The rate of beheadings and Islamist-inspired stabbings has risen 11-fold in the last five years according to a major new report.
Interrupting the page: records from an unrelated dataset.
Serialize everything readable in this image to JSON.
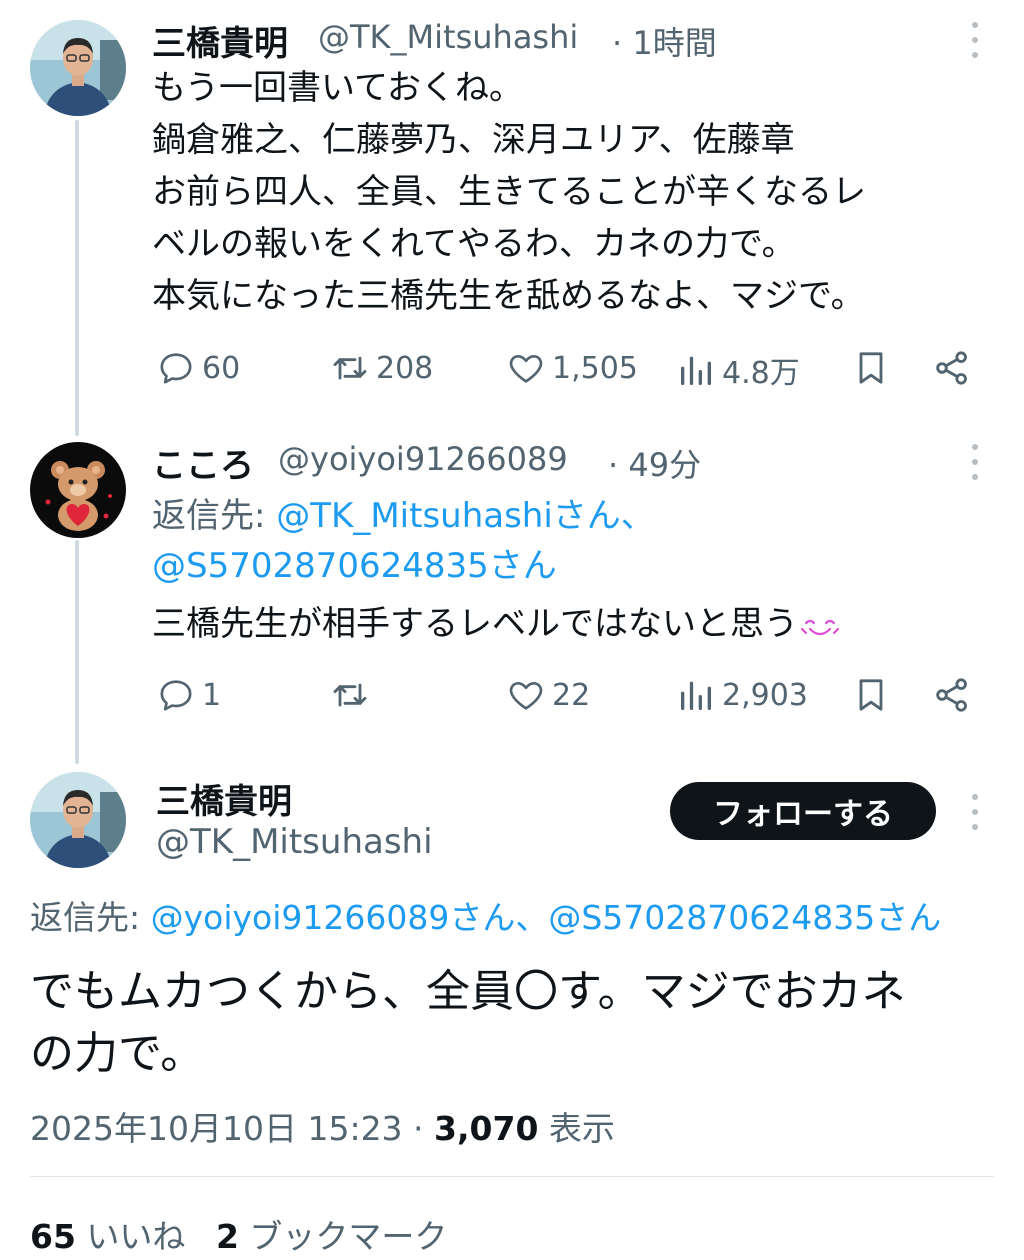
{
  "tweet1": {
    "name": "三橋貴明",
    "handle": "@TK_Mitsuhashi",
    "time": "· 1時間",
    "lines": [
      "もう一回書いておくね。",
      "鍋倉雅之、仁藤夢乃、深月ユリア、佐藤章",
      "お前ら四人、全員、生きてることが辛くなるレ",
      "ベルの報いをくれてやるわ、カネの力で。",
      "本気になった三橋先生を舐めるなよ、マジで。"
    ],
    "replies": "60",
    "retweets": "208",
    "likes": "1,505",
    "views": "4.8万"
  },
  "tweet2": {
    "name": "こころ",
    "handle": "@yoiyoi91266089",
    "time": "· 49分",
    "reply_to_label": "返信先: ",
    "reply_to_1": "@TK_Mitsuhashiさん、",
    "reply_to_2": "@S5702870624835さん",
    "text": "三橋先生が相手するレベルではないと思う",
    "replies": "1",
    "retweets": "",
    "likes": "22",
    "views": "2,903"
  },
  "main": {
    "name": "三橋貴明",
    "handle": "@TK_Mitsuhashi",
    "follow_label": "フォローする",
    "reply_to_label": "返信先: ",
    "reply_to": "@yoiyoi91266089さん、@S5702870624835さん",
    "line1": "でもムカつくから、全員〇す。マジでおカネ",
    "line2": "の力で。",
    "datetime": "2025年10月10日 15:23",
    "views_sep": " · ",
    "views_count": "3,070",
    "views_label": " 表示",
    "likes_count": "65",
    "likes_label": " いいね",
    "bookmarks_count": "2",
    "bookmarks_label": " ブックマーク"
  },
  "icons": {
    "reply": "speech-bubble-icon",
    "retweet": "retweet-icon",
    "like": "heart-icon",
    "views": "bar-chart-icon",
    "bookmark": "bookmark-icon",
    "share": "share-icon",
    "more": "more-vertical-icon",
    "emoji": "smiling-emoji-icon"
  },
  "colors": {
    "link": "#1d9bf0",
    "secondary_text": "#536471",
    "follow_button": "#0f1419"
  }
}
Terror attacks in the UK also tripled during this period.
The 1000-page report by the Henry Jackson Society examines all terror convictions and suicide attacks inspired by Islamism in the UK between 1998 and 2015. It warns “Islamism-inspired terrorism remains the principal terrorism threat”.
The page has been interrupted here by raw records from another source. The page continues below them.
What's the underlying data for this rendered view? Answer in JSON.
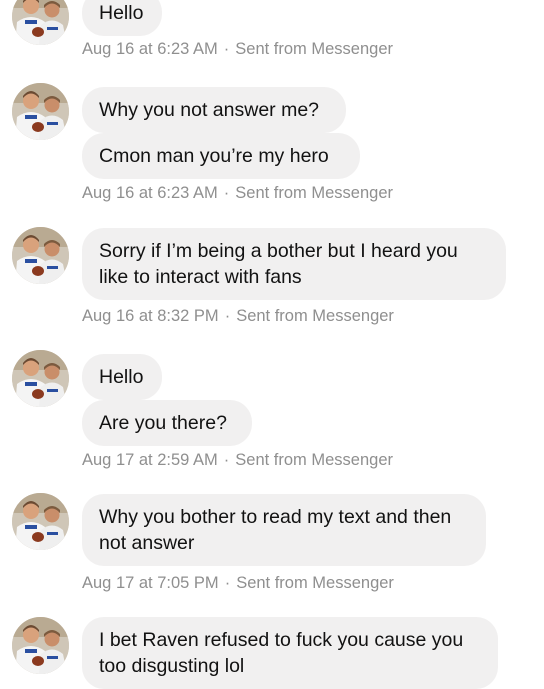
{
  "thread": {
    "groups": [
      {
        "messages": [
          "Hello"
        ],
        "timestamp": "Aug 16 at 6:23 AM",
        "source": "Sent from Messenger"
      },
      {
        "messages": [
          "Why you not answer me?",
          "Cmon man you’re my hero"
        ],
        "timestamp": "Aug 16 at 6:23 AM",
        "source": "Sent from Messenger"
      },
      {
        "messages": [
          "Sorry if I’m being a bother but I heard you like to interact with fans"
        ],
        "timestamp": "Aug 16 at 8:32 PM",
        "source": "Sent from Messenger"
      },
      {
        "messages": [
          "Hello",
          "Are you there?"
        ],
        "timestamp": "Aug 17 at 2:59 AM",
        "source": "Sent from Messenger"
      },
      {
        "messages": [
          "Why you bother to read my text and then not answer"
        ],
        "timestamp": "Aug 17 at 7:05 PM",
        "source": "Sent from Messenger"
      },
      {
        "messages": [
          "I bet Raven refused to fuck you cause you too disgusting lol"
        ],
        "timestamp": "",
        "source": ""
      }
    ],
    "separator": "·"
  }
}
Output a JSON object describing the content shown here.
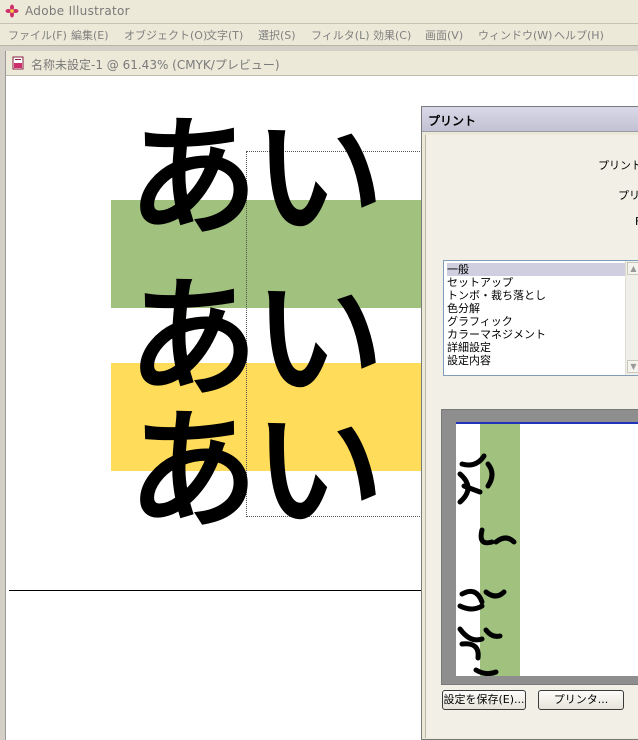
{
  "app": {
    "title": "Adobe Illustrator",
    "icon": "illustrator-flower-icon"
  },
  "menu": [
    "ファイル(F)",
    "編集(E)",
    "オブジェクト(O)",
    "文字(T)",
    "選択(S)",
    "フィルタ(L)",
    "効果(C)",
    "画面(V)",
    "ウィンドウ(W)",
    "ヘルプ(H)"
  ],
  "document": {
    "title": "名称未設定-1 @ 61.43% (CMYK/プレビュー)",
    "lines": [
      "あい",
      "あい",
      "あい"
    ],
    "band_colors": {
      "green": "#a1c17f",
      "yellow": "#ffdc5a"
    }
  },
  "print_dialog": {
    "title": "プリント",
    "labels": [
      "プリント設",
      "プリ",
      "F"
    ],
    "categories": [
      "一般",
      "セットアップ",
      "トンボ・裁ち落とし",
      "色分解",
      "グラフィック",
      "カラーマネジメント",
      "詳細設定",
      "設定内容"
    ],
    "selected_category": "一般",
    "buttons": {
      "save_settings": "設定を保存(E)...",
      "printer": "プリンタ..."
    }
  }
}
The report recorded 269 convictions during the period, involving 253 individuals. 72 per cent of those who committed Islamism-related offences (IROs) were British nationals. 16 per cent were converts to Islam.
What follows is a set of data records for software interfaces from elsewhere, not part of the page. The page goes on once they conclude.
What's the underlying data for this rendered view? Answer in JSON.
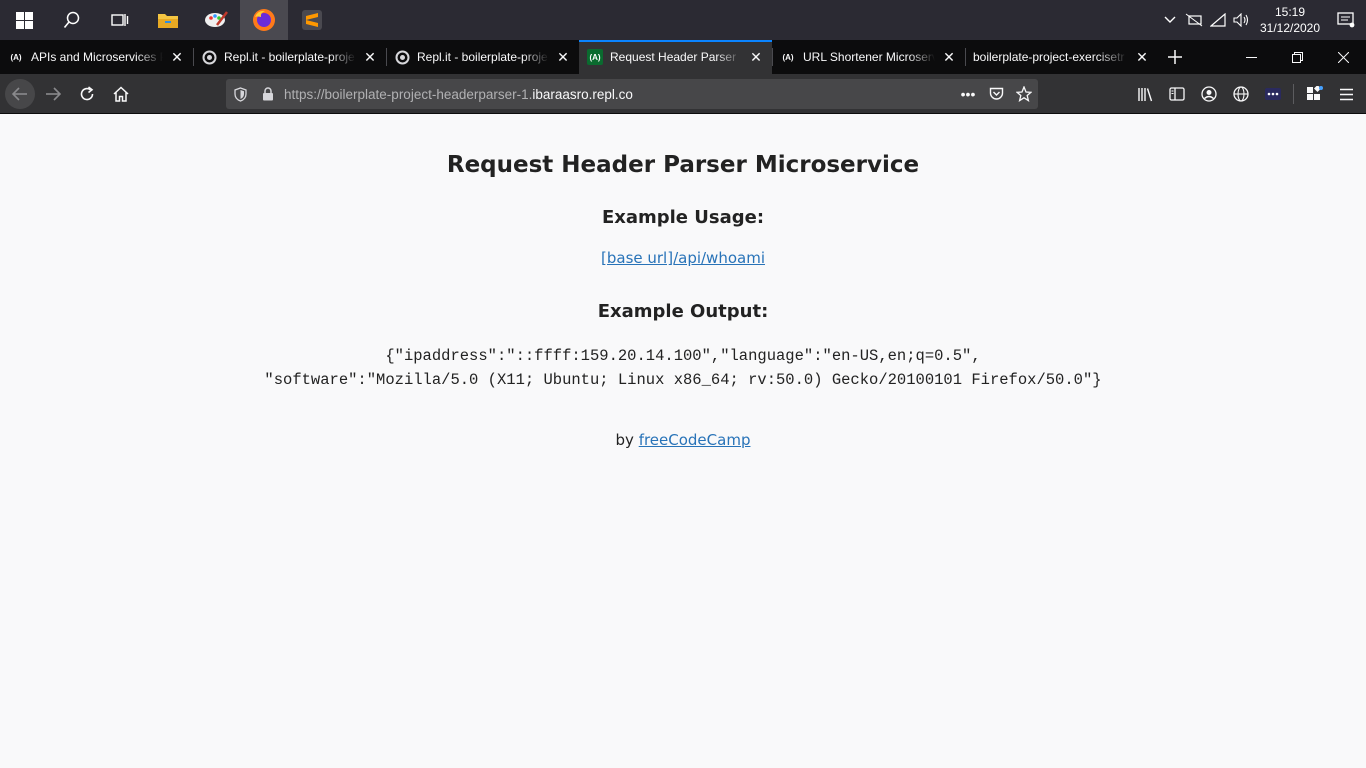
{
  "taskbar": {
    "apps": [
      "start",
      "search",
      "task-view",
      "file-explorer",
      "paint-app",
      "firefox",
      "sublime-text"
    ],
    "clock_time": "15:19",
    "clock_date": "31/12/2020"
  },
  "tabs": [
    {
      "title": "APIs and Microservices P",
      "favicon": "freecodecamp"
    },
    {
      "title": "Repl.it - boilerplate-proje",
      "favicon": "replit"
    },
    {
      "title": "Repl.it - boilerplate-proje",
      "favicon": "replit"
    },
    {
      "title": "Request Header Parser",
      "favicon": "freecodecamp",
      "selected": true
    },
    {
      "title": "URL Shortener Microserv",
      "favicon": "freecodecamp"
    },
    {
      "title": "boilerplate-project-exercisetr",
      "favicon": "none"
    }
  ],
  "urlbar": {
    "prefix": "https://boilerplate-project-headerparser-1.",
    "host": "ibaraasro.repl.co"
  },
  "page": {
    "title": "Request Header Parser Microservice",
    "usage_heading": "Example Usage:",
    "usage_link": "[base url]/api/whoami",
    "output_heading": "Example Output:",
    "output_line1": "{\"ipaddress\":\"::ffff:159.20.14.100\",\"language\":\"en-US,en;q=0.5\",",
    "output_line2": "\"software\":\"Mozilla/5.0 (X11; Ubuntu; Linux x86_64; rv:50.0) Gecko/20100101 Firefox/50.0\"}",
    "by_text": "by ",
    "by_link": "freeCodeCamp"
  },
  "colors": {
    "link": "#2873b8",
    "tab_accent": "#0a84ff",
    "firefox_chrome": "#323234"
  }
}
The report states: “The 269 Islamism-related offences (IROs) comprise 135 distinct terrorism cases.
“The rate of offending increased in the five-year period between 2011 and 2015 compared to the 13-year period between 1998 and 2010.
“IROs doubled in five years (increasing from an average of 12 to 23 per year) while distinct terrorism cases almost tripled (from five per year to 14 per year).”
The most common place of arrest for IROs were ethnically diverse areas, with London accounting for 42 per cent of the total, and Birmingham 14 per cent.
The study found “little correlation between involvement in terrorism and educational achievement and employment status”, with a quarter of IROs having been committed by individuals who had some form of higher education.
According to the report, 22 per cent of the people convicted had attended terrorist training camps while 44 per cent had direct links to a proscribed terror organisation, the most common of which were the UK-based al-Muhajiroun, al-Qaeda (10 per cent overall) and Islamic State.
Prevent, the government’s major deradicalisation program, has been attacked by activists, unions and other bodies for being “racist”, and discriminatory towards Muslims.
Conservative MP Lucy Allan last month reported that increasing pressure on teachers to refer children to the Prevent Strategy for reasons other than radical Islam has led to schools considering whether attendance at a fathers’ rights march or a protest against badger culls could qualify a pupil for referral.
And in January, a 15-year-old schoolboy who thought “Muslim women shouldn’t be allowed to wear the niqab”, was identified as a potential terrorist and put through the government’s strictest de-radicalisation programme.